Petitioner did not file a timely 1994 Federal income tax return and has made no payments regarding his 1994 income tax liability. On October 16, 1995, petitioner sent a Form 1040NR, U.S. Nonresident Alien Income Tax Return, to respondent's service center in Philadelphia, Pennsylvania, which was received on October 20, 1995. Petitioner's Form 1040NR reported zeros on most lines, including those for income and tax. Petitioner altered the jurat and in the space for listing his occupation stated that he had no occupation within the United States.
On April 18, 1997, respondent mailed a notice of deficiency to petitioner regarding his 1994 income tax liability. Petitioner timely filed his petition with this Court on July 16, 1997. Respondent has made no assessment of tax regarding petitioner's 1994 Federal income tax.

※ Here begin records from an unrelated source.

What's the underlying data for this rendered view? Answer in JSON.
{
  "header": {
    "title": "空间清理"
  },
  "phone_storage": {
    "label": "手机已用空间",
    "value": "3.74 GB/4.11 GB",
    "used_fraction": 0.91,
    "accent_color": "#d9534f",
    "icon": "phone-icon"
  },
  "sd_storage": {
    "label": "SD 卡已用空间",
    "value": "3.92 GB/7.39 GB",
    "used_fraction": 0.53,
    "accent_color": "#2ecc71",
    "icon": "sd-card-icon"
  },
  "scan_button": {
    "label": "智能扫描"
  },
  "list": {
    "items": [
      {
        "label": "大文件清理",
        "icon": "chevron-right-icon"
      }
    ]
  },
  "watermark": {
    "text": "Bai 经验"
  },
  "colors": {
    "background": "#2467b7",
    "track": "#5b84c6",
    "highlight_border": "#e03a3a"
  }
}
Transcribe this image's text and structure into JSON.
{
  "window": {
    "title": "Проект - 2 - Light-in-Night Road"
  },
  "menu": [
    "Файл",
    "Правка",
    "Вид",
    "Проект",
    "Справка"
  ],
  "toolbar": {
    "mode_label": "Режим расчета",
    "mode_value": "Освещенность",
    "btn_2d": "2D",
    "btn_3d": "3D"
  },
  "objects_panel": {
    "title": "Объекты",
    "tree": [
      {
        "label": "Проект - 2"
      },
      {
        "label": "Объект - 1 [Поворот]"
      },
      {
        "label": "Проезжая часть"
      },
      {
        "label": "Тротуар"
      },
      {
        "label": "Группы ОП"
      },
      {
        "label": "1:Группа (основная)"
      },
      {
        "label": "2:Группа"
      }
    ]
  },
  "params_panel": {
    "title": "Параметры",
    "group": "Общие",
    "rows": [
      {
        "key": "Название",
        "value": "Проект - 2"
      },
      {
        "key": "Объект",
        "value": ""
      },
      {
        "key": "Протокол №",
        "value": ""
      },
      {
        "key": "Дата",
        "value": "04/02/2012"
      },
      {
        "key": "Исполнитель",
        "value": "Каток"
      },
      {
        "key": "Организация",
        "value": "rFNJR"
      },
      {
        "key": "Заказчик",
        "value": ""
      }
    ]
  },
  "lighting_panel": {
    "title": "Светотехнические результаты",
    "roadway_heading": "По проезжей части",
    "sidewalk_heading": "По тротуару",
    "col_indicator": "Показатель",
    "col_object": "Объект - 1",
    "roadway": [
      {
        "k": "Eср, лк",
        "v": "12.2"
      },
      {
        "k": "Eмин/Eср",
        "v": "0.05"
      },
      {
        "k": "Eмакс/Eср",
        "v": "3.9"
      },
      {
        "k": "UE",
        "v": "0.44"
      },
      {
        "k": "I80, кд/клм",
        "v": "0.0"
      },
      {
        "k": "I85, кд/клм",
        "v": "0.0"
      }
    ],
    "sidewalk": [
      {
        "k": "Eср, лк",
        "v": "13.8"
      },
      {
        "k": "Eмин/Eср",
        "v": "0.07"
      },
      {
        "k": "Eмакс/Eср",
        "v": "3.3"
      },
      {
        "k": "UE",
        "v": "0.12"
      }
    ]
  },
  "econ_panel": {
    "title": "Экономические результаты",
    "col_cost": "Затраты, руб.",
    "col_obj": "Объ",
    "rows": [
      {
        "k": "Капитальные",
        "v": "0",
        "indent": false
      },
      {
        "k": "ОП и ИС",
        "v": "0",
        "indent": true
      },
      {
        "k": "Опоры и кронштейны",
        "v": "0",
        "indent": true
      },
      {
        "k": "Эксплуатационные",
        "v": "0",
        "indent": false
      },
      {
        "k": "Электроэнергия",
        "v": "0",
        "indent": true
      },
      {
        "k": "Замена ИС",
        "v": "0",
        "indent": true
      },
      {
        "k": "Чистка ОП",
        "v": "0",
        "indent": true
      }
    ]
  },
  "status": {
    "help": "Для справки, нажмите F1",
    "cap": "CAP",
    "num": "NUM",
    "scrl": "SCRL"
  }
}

In July 1997, petitioner mailed a Form 1040, U.S. Individual Income Tax Return, for the taxable year 1994 to respondent's service center in Fresno, California. Except for amounts representing a claimed standard deduction and personal exemption, this Form 1040 contained only zeros. Attached to the Form 1040 was a statement by petitioner that contains what can be described as typical tax protester arguments that have been universally rejected by the courts. The position that petitioner now argues on brief was not included in those arguments.
Petitioner's argument that the notice of deficiency is improper because there has never been a proper assessment of tax regarding his Federal income tax for 1994 has no bearing on the outcome of these proceedings. It is true that there has been no assessment of petitioner's 1994 income tax. It follows that there is no record of such an assessment. The reason why there has been no assessment is that section 6213(a) prohibits the Commissioner from making an assessment of a deficiency in income tax until the expiration of 90 days from the day a notice of deficiency is mailed. That section goes on to provide that if a petition to this Court is filed within the aforementioned 90-day period, no assessment can be made until after the decision of this Court becomes final. Sec. 6213(a). Thus, the lack of an existing assessment is in accordance with the statutory provisions upon which our jurisdiction is based and raises no impediment to deciding this case on the facts presented. The facts presented clearly support respondent's deficiency determination as modified by the previously mentioned concession.
As to the addition to tax pursuant to section 6651(a) for failure to file a timely 1994 return, petitioner bears the burden of proving that it does not apply. Rule 142(a). The facts establish that petitioner did not file a 1994 return on or before April 17, 1995. 2 Petitioner mailed to respondent a Form 1040NR that was received by respondent on October 20, 1995. Even if we were to consider this a return, it was received over 5 months from the due date, and the maximum addition to tax under section 6651(a) of 5 percent per month, not to exceed 25 percent, would apply.
2 Apr. 15, 1995, fell on a Saturday; therefore, petitioner had until Monday, Apr. 17, 1995, to file a timely 1994 return. See sec. 7503.
At trial, petitioner stated that he believed that he had filed a request for an extension of time in which to file his 1994 return. Petitioner failed to produce a copy of such a request. The records of the Internal Revenue Service indicate that no such request for extension was filed. On the basis of record, we find that no such request was filed. We therefore hold that petitioner is liable for the addition to tax under section 6651(a).
As to the addition to tax pursuant to section 6654 for failure to pay estimated income tax, petitioner bears the burden of proving that it does not apply. Rule 142(a). Petitioner offered no evidence or argument on this issue. Therefore, we hold that petitioner is liable for the addition to tax under section 6654.
Decision will be entered under Rule 155.